YOUR INSTRUCTIONS →
A faithful copy of every record is needed here. Images must not appear in it.

(Records from a collection)
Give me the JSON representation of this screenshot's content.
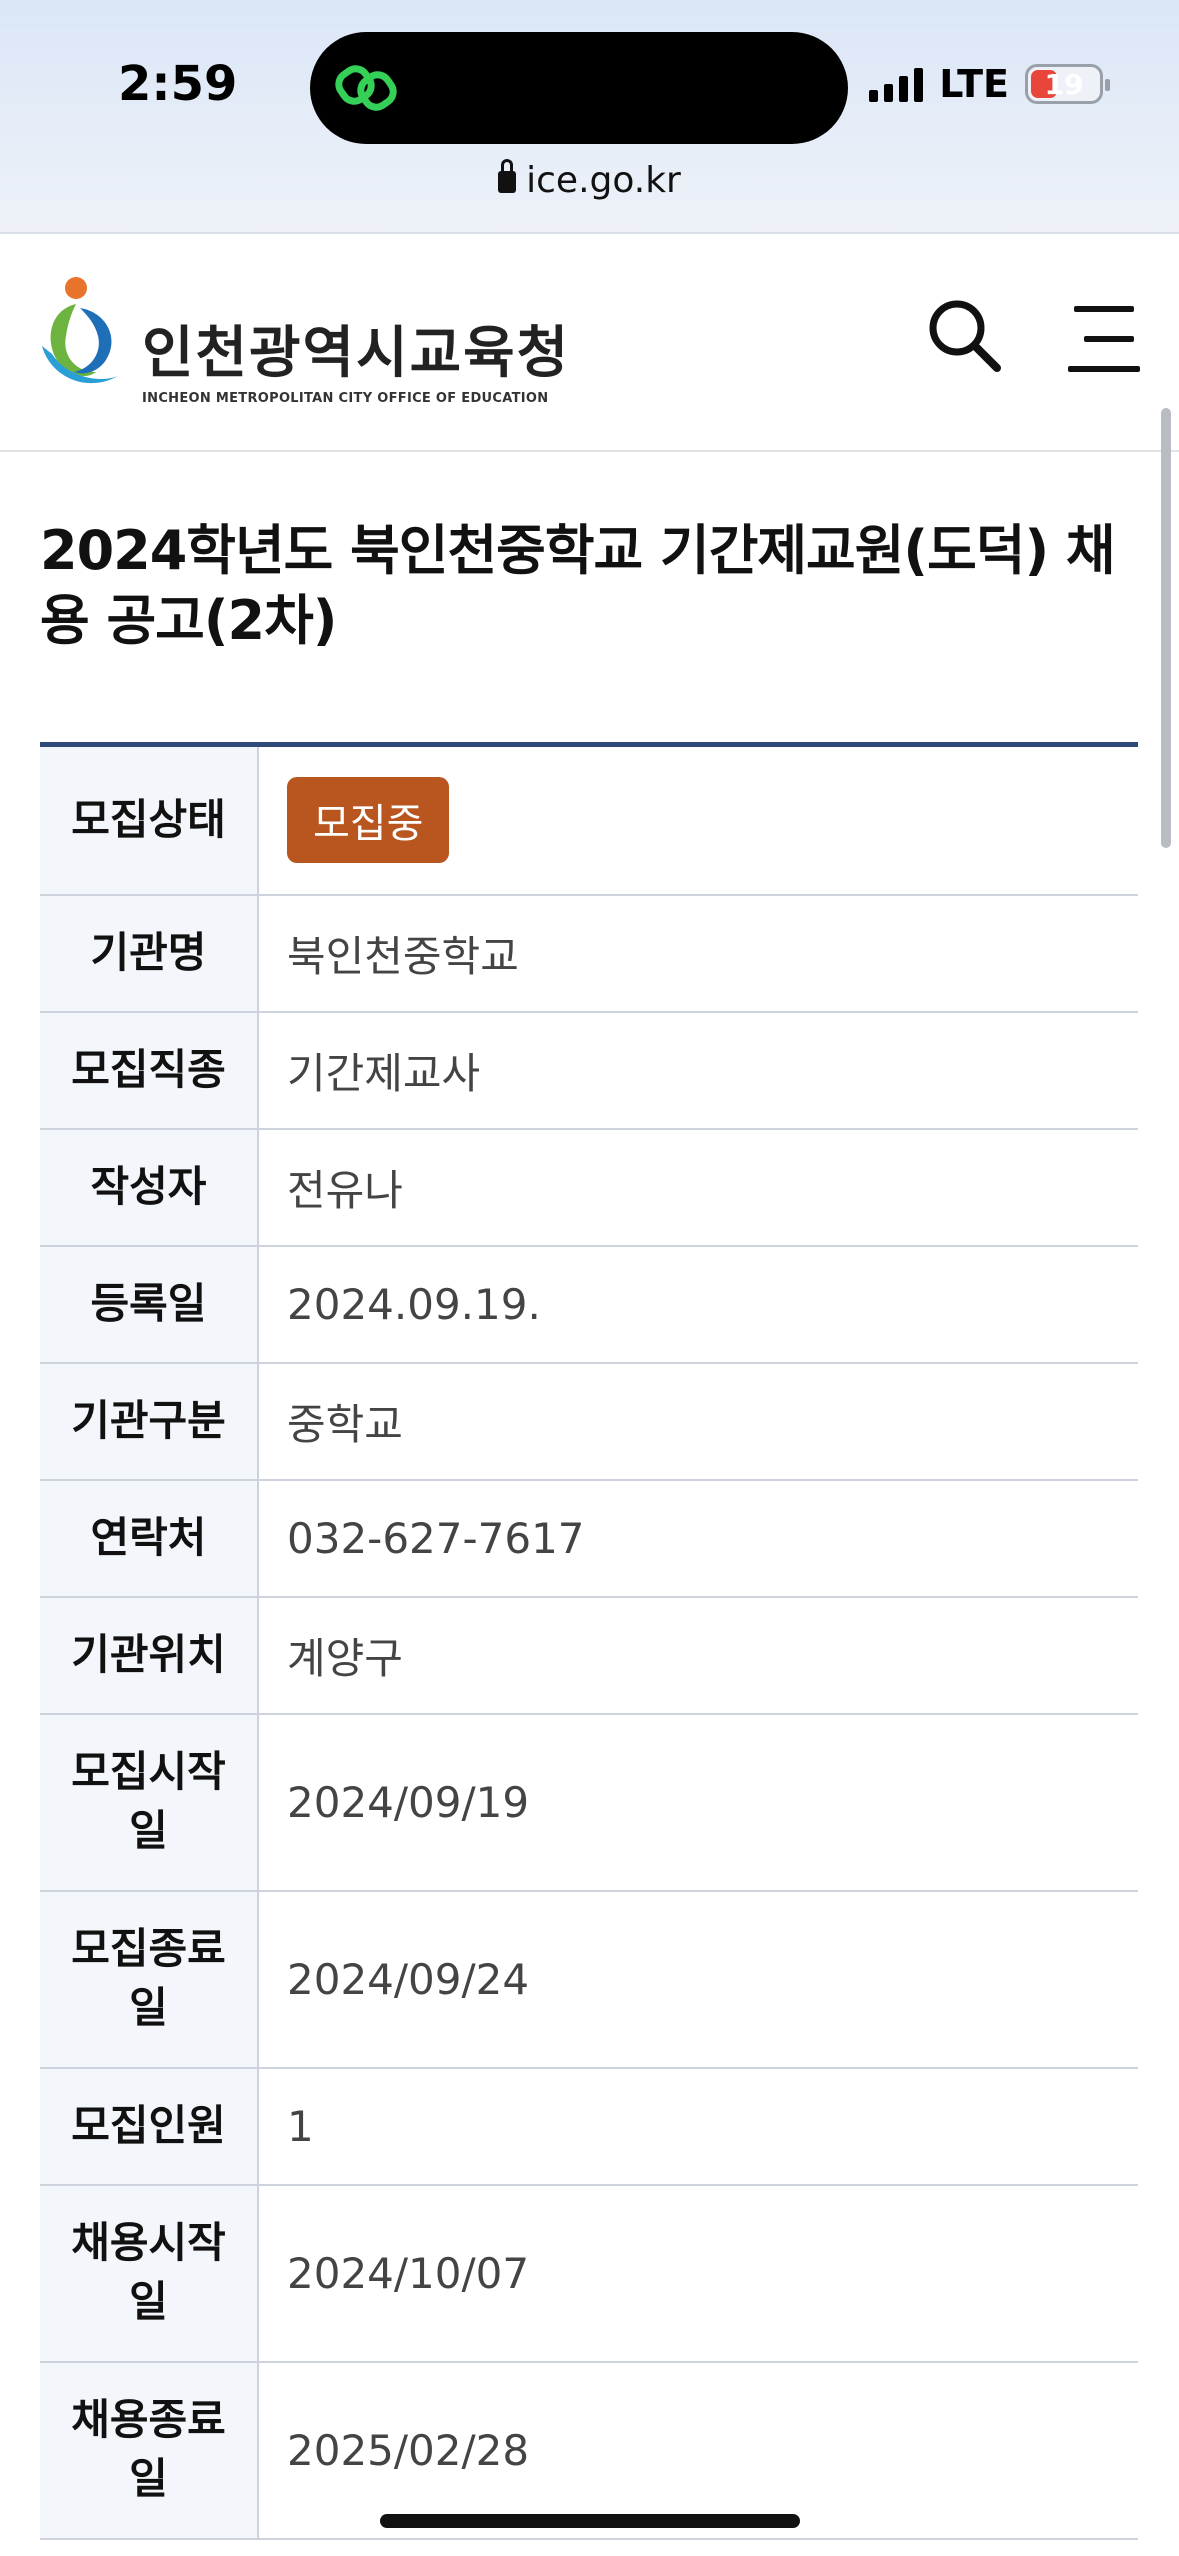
{
  "status_bar": {
    "time": "2:59",
    "network": "LTE",
    "battery": "19",
    "battery_level_percent": 19,
    "battery_color": "#e8463b"
  },
  "browser": {
    "url": "ice.go.kr"
  },
  "site": {
    "logo_kr": "인천광역시교육청",
    "logo_en": "INCHEON METROPOLITAN CITY OFFICE OF EDUCATION",
    "accent_color": "#2d4a78"
  },
  "icons": {
    "search": "search-icon",
    "menu": "hamburger-menu-icon",
    "lock": "lock-icon",
    "link": "link-icon"
  },
  "post": {
    "title": "2024학년도 북인천중학교 기간제교원(도덕) 채용 공고(2차)"
  },
  "details": {
    "status": {
      "label": "모집상태",
      "value": "모집중",
      "badge_color": "#b9551f"
    },
    "rows": [
      {
        "label": "기관명",
        "value": "북인천중학교"
      },
      {
        "label": "모집직종",
        "value": "기간제교사"
      },
      {
        "label": "작성자",
        "value": "전유나"
      },
      {
        "label": "등록일",
        "value": "2024.09.19."
      },
      {
        "label": "기관구분",
        "value": "중학교"
      },
      {
        "label": "연락처",
        "value": "032-627-7617"
      },
      {
        "label": "기관위치",
        "value": "계양구"
      },
      {
        "label": "모집시작일",
        "value": "2024/09/19"
      },
      {
        "label": "모집종료일",
        "value": "2024/09/24"
      },
      {
        "label": "모집인원",
        "value": "1"
      },
      {
        "label": "채용시작일",
        "value": "2024/10/07"
      },
      {
        "label": "채용종료일",
        "value": "2025/02/28"
      }
    ]
  }
}
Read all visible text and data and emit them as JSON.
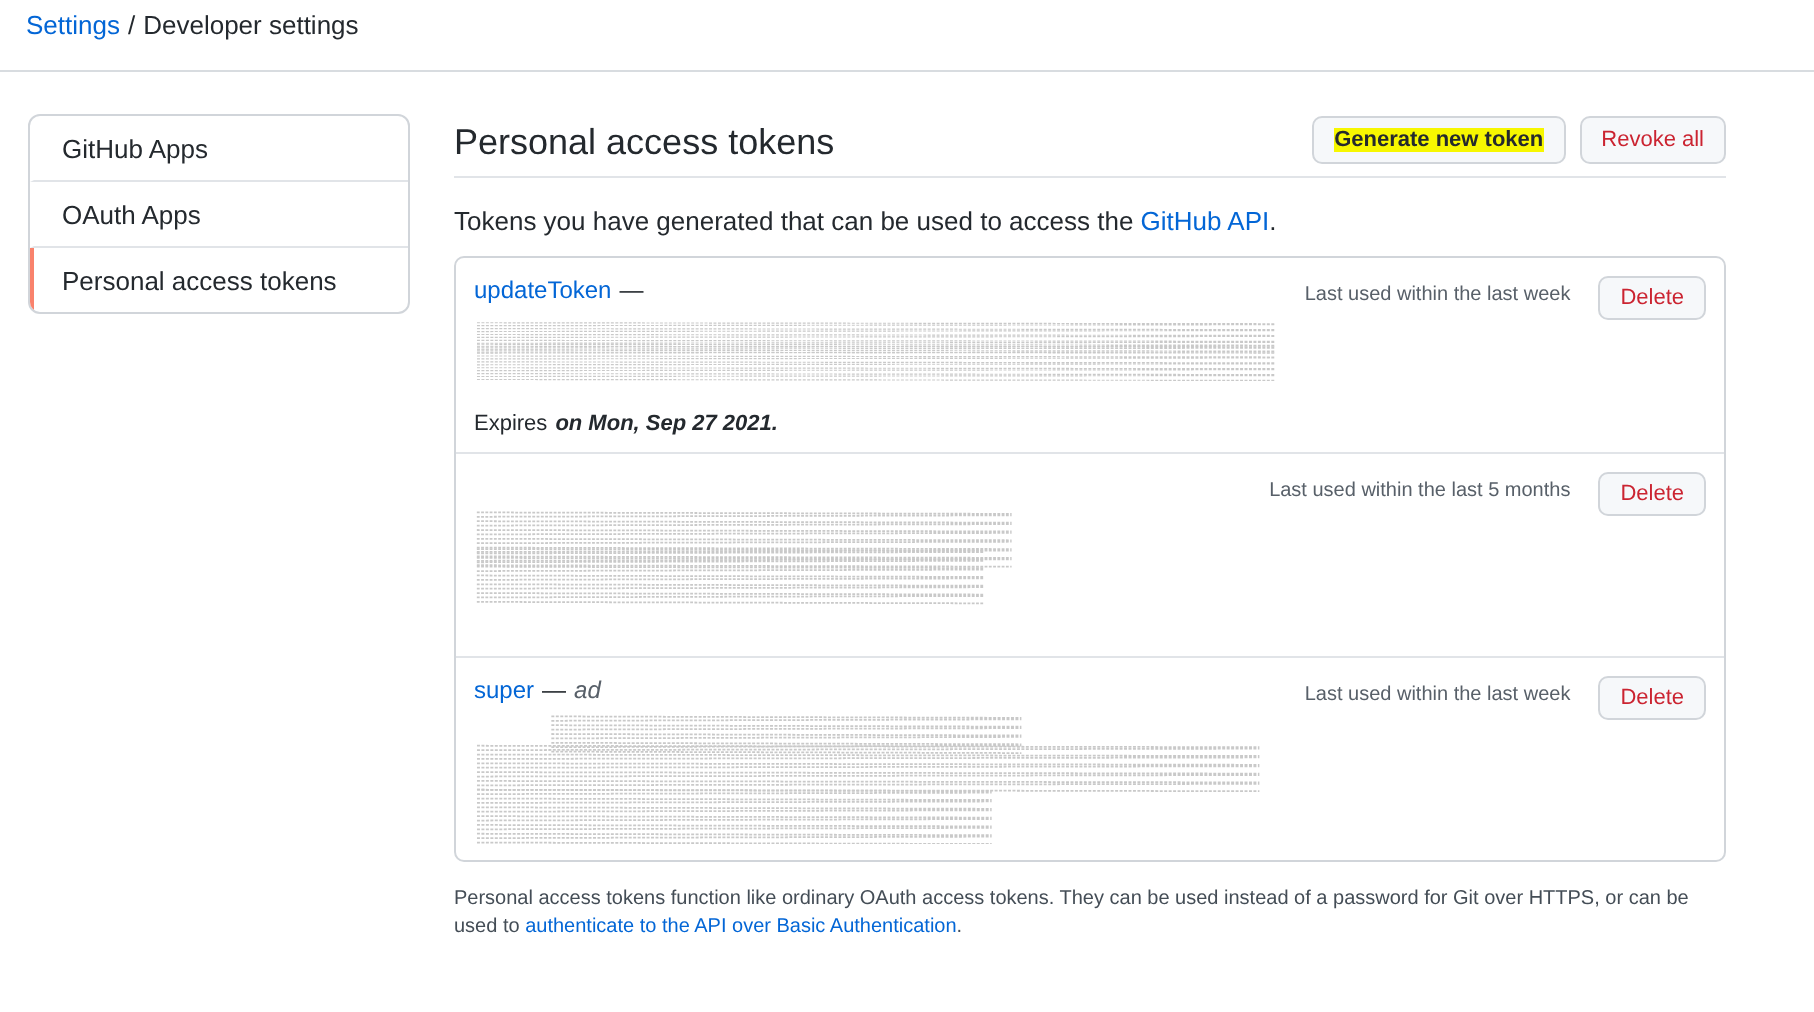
{
  "breadcrumb": {
    "parent": "Settings",
    "separator": "/",
    "current": "Developer settings"
  },
  "sidebar": {
    "items": [
      {
        "label": "GitHub Apps",
        "selected": false
      },
      {
        "label": "OAuth Apps",
        "selected": false
      },
      {
        "label": "Personal access tokens",
        "selected": true
      }
    ]
  },
  "header": {
    "title": "Personal access tokens",
    "buttons": [
      {
        "label": "Generate new token",
        "kind": "highlighted"
      },
      {
        "label": "Revoke all",
        "kind": "danger"
      }
    ]
  },
  "intro": {
    "text": "Tokens you have generated that can be used to access the",
    "link": "GitHub API",
    "end": "."
  },
  "tokens": [
    {
      "name": "updateToken",
      "dash": "—",
      "last_used": "Last used within the last week",
      "delete": "Delete",
      "expires_label": "Expires",
      "expires_date": "on Mon, Sep 27 2021."
    },
    {
      "last_used": "Last used within the last 5 months",
      "delete": "Delete"
    },
    {
      "name": "super",
      "dash": "—",
      "scope": "ad",
      "last_used": "Last used within the last week",
      "delete": "Delete"
    }
  ],
  "footer": {
    "text": "Personal access tokens function like ordinary OAuth access tokens. They can be used instead of a password for Git over HTTPS, or can be used to",
    "link": "authenticate to the API over Basic Authentication",
    "end": "."
  }
}
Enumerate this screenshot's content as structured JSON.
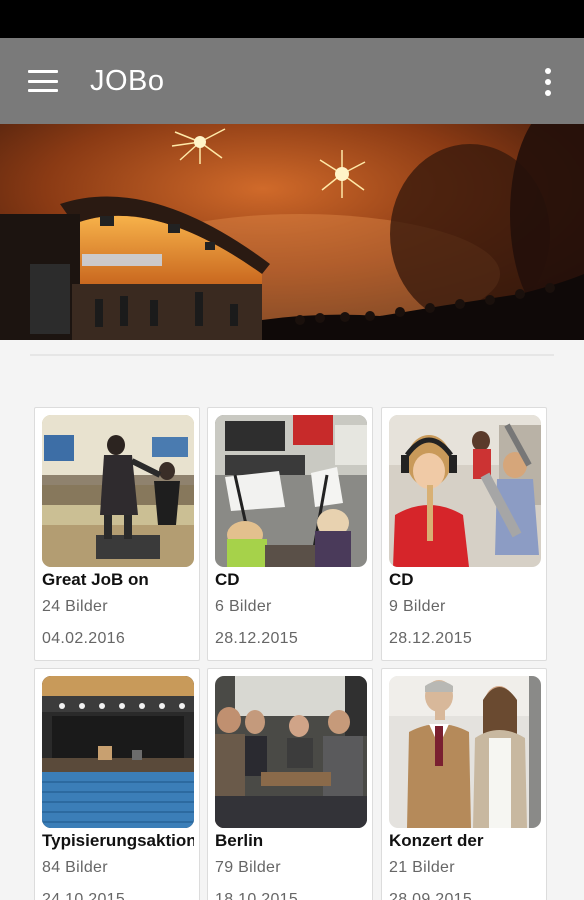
{
  "app_bar": {
    "title": "JOBo",
    "menu_icon": "hamburger-menu-icon",
    "overflow_icon": "more-vert-icon"
  },
  "hero": {
    "image": "fireworks-concert-stage-photo"
  },
  "albums": [
    {
      "title": "Great JoB on",
      "count": "24 Bilder",
      "date": "04.02.2016",
      "thumb": "dancers-on-stage"
    },
    {
      "title": "CD",
      "count": "6 Bilder",
      "date": "28.12.2015",
      "thumb": "recording-studio-music-stands"
    },
    {
      "title": "CD",
      "count": "9 Bilder",
      "date": "28.12.2015",
      "thumb": "girl-playing-recorder"
    },
    {
      "title": "Typisierungsaktion",
      "count": "84 Bilder",
      "date": "24.10.2015",
      "thumb": "concert-hall-blue-seats"
    },
    {
      "title": "Berlin",
      "count": "79 Bilder",
      "date": "18.10.2015",
      "thumb": "group-in-train"
    },
    {
      "title": "Konzert der",
      "count": "21 Bilder",
      "date": "28.09.2015",
      "thumb": "two-people-portrait"
    }
  ]
}
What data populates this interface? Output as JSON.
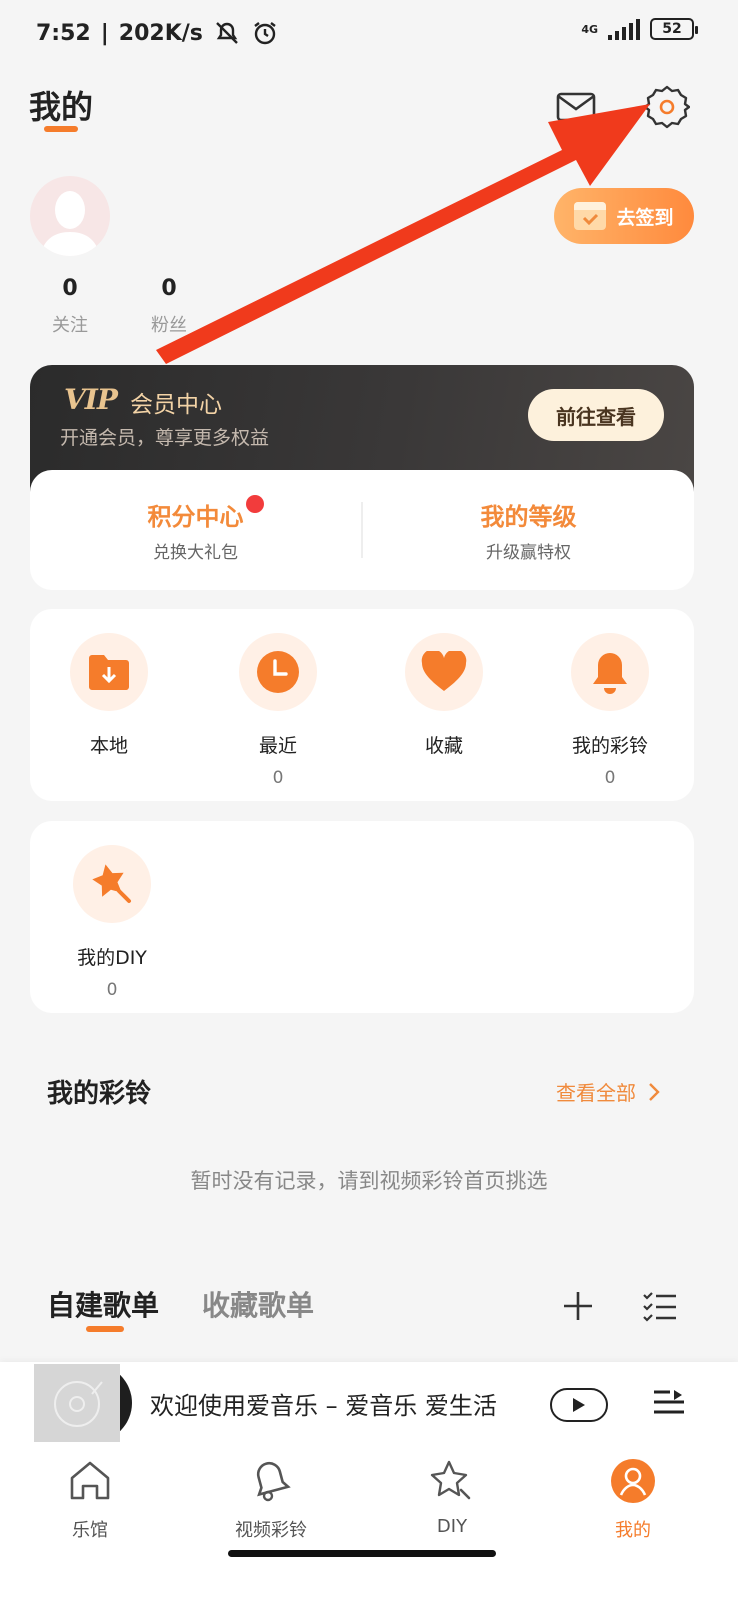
{
  "status_bar": {
    "time": "7:52",
    "speed": "202K/s",
    "network": "4G",
    "battery": "52"
  },
  "header": {
    "title": "我的"
  },
  "profile": {
    "checkin_label": "去签到",
    "following_count": "0",
    "following_label": "关注",
    "fans_count": "0",
    "fans_label": "粉丝"
  },
  "vip": {
    "logo": "VIP",
    "title": "会员中心",
    "subtitle": "开通会员，尊享更多权益",
    "button": "前往查看"
  },
  "points": {
    "left_title": "积分中心",
    "left_sub": "兑换大礼包",
    "right_title": "我的等级",
    "right_sub": "升级赢特权"
  },
  "shortcuts": [
    {
      "label": "本地",
      "count": ""
    },
    {
      "label": "最近",
      "count": "0"
    },
    {
      "label": "收藏",
      "count": ""
    },
    {
      "label": "我的彩铃",
      "count": "0"
    }
  ],
  "diy": {
    "label": "我的DIY",
    "count": "0"
  },
  "ringtone_section": {
    "title": "我的彩铃",
    "view_all": "查看全部",
    "empty": "暂时没有记录，请到视频彩铃首页挑选"
  },
  "playlist_tabs": {
    "created": "自建歌单",
    "favorites": "收藏歌单"
  },
  "player": {
    "song": "欢迎使用爱音乐 – 爱音乐  爱生活"
  },
  "nav": [
    {
      "label": "乐馆"
    },
    {
      "label": "视频彩铃"
    },
    {
      "label": "DIY"
    },
    {
      "label": "我的"
    }
  ],
  "colors": {
    "accent": "#f57c2b",
    "arrow": "#f03a1c",
    "vip_bg": "#2b2b2b",
    "badge": "#f23c3c"
  }
}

RESULT OF THE EXERCISE →
Give me the JSON representation of this screenshot's content.
{
  "status_bar": {
    "time": "2:59",
    "network": "LTE",
    "battery": "19",
    "battery_level_percent": 19,
    "battery_color": "#e8463b"
  },
  "browser": {
    "url": "ice.go.kr"
  },
  "site": {
    "logo_kr": "인천광역시교육청",
    "logo_en": "INCHEON METROPOLITAN CITY OFFICE OF EDUCATION",
    "accent_color": "#2d4a78"
  },
  "icons": {
    "search": "search-icon",
    "menu": "hamburger-menu-icon",
    "lock": "lock-icon",
    "link": "link-icon"
  },
  "post": {
    "title": "2024학년도 북인천중학교 기간제교원(도덕) 채용 공고(2차)"
  },
  "details": {
    "status": {
      "label": "모집상태",
      "value": "모집중",
      "badge_color": "#b9551f"
    },
    "rows": [
      {
        "label": "기관명",
        "value": "북인천중학교"
      },
      {
        "label": "모집직종",
        "value": "기간제교사"
      },
      {
        "label": "작성자",
        "value": "전유나"
      },
      {
        "label": "등록일",
        "value": "2024.09.19."
      },
      {
        "label": "기관구분",
        "value": "중학교"
      },
      {
        "label": "연락처",
        "value": "032-627-7617"
      },
      {
        "label": "기관위치",
        "value": "계양구"
      },
      {
        "label": "모집시작일",
        "value": "2024/09/19"
      },
      {
        "label": "모집종료일",
        "value": "2024/09/24"
      },
      {
        "label": "모집인원",
        "value": "1"
      },
      {
        "label": "채용시작일",
        "value": "2024/10/07"
      },
      {
        "label": "채용종료일",
        "value": "2025/02/28"
      }
    ]
  }
}
Read all visible text and data and emit them as JSON.
{
  "breadcrumb": {
    "parent": "Settings",
    "separator": "/",
    "current": "Developer settings"
  },
  "sidebar": {
    "items": [
      {
        "label": "GitHub Apps",
        "selected": false
      },
      {
        "label": "OAuth Apps",
        "selected": false
      },
      {
        "label": "Personal access tokens",
        "selected": true
      }
    ]
  },
  "header": {
    "title": "Personal access tokens",
    "buttons": [
      {
        "label": "Generate new token",
        "kind": "highlighted"
      },
      {
        "label": "Revoke all",
        "kind": "danger"
      }
    ]
  },
  "intro": {
    "text": "Tokens you have generated that can be used to access the",
    "link": "GitHub API",
    "end": "."
  },
  "tokens": [
    {
      "name": "updateToken",
      "dash": "—",
      "last_used": "Last used within the last week",
      "delete": "Delete",
      "expires_label": "Expires",
      "expires_date": "on Mon, Sep 27 2021."
    },
    {
      "last_used": "Last used within the last 5 months",
      "delete": "Delete"
    },
    {
      "name": "super",
      "dash": "—",
      "scope": "ad",
      "last_used": "Last used within the last week",
      "delete": "Delete"
    }
  ],
  "footer": {
    "text": "Personal access tokens function like ordinary OAuth access tokens. They can be used instead of a password for Git over HTTPS, or can be used to",
    "link": "authenticate to the API over Basic Authentication",
    "end": "."
  }
}
Enumerate this screenshot's content as structured JSON.
{
  "app_bar": {
    "title": "JOBo",
    "menu_icon": "hamburger-menu-icon",
    "overflow_icon": "more-vert-icon"
  },
  "hero": {
    "image": "fireworks-concert-stage-photo"
  },
  "albums": [
    {
      "title": "Great JoB on",
      "count": "24 Bilder",
      "date": "04.02.2016",
      "thumb": "dancers-on-stage"
    },
    {
      "title": "CD",
      "count": "6 Bilder",
      "date": "28.12.2015",
      "thumb": "recording-studio-music-stands"
    },
    {
      "title": "CD",
      "count": "9 Bilder",
      "date": "28.12.2015",
      "thumb": "girl-playing-recorder"
    },
    {
      "title": "Typisierungsaktion",
      "count": "84 Bilder",
      "date": "24.10.2015",
      "thumb": "concert-hall-blue-seats"
    },
    {
      "title": "Berlin",
      "count": "79 Bilder",
      "date": "18.10.2015",
      "thumb": "group-in-train"
    },
    {
      "title": "Konzert der",
      "count": "21 Bilder",
      "date": "28.09.2015",
      "thumb": "two-people-portrait"
    }
  ]
}
What data populates this interface? Output as JSON.
{
  "status_bar": {
    "time": "7:52",
    "speed": "202K/s",
    "network": "4G",
    "battery": "52"
  },
  "header": {
    "title": "我的"
  },
  "profile": {
    "checkin_label": "去签到",
    "following_count": "0",
    "following_label": "关注",
    "fans_count": "0",
    "fans_label": "粉丝"
  },
  "vip": {
    "logo": "VIP",
    "title": "会员中心",
    "subtitle": "开通会员，尊享更多权益",
    "button": "前往查看"
  },
  "points": {
    "left_title": "积分中心",
    "left_sub": "兑换大礼包",
    "right_title": "我的等级",
    "right_sub": "升级赢特权"
  },
  "shortcuts": [
    {
      "label": "本地",
      "count": ""
    },
    {
      "label": "最近",
      "count": "0"
    },
    {
      "label": "收藏",
      "count": ""
    },
    {
      "label": "我的彩铃",
      "count": "0"
    }
  ],
  "diy": {
    "label": "我的DIY",
    "count": "0"
  },
  "ringtone_section": {
    "title": "我的彩铃",
    "view_all": "查看全部",
    "empty": "暂时没有记录，请到视频彩铃首页挑选"
  },
  "playlist_tabs": {
    "created": "自建歌单",
    "favorites": "收藏歌单"
  },
  "player": {
    "song": "欢迎使用爱音乐 – 爱音乐  爱生活"
  },
  "nav": [
    {
      "label": "乐馆"
    },
    {
      "label": "视频彩铃"
    },
    {
      "label": "DIY"
    },
    {
      "label": "我的"
    }
  ],
  "colors": {
    "accent": "#f57c2b",
    "arrow": "#f03a1c",
    "vip_bg": "#2b2b2b",
    "badge": "#f23c3c"
  }
}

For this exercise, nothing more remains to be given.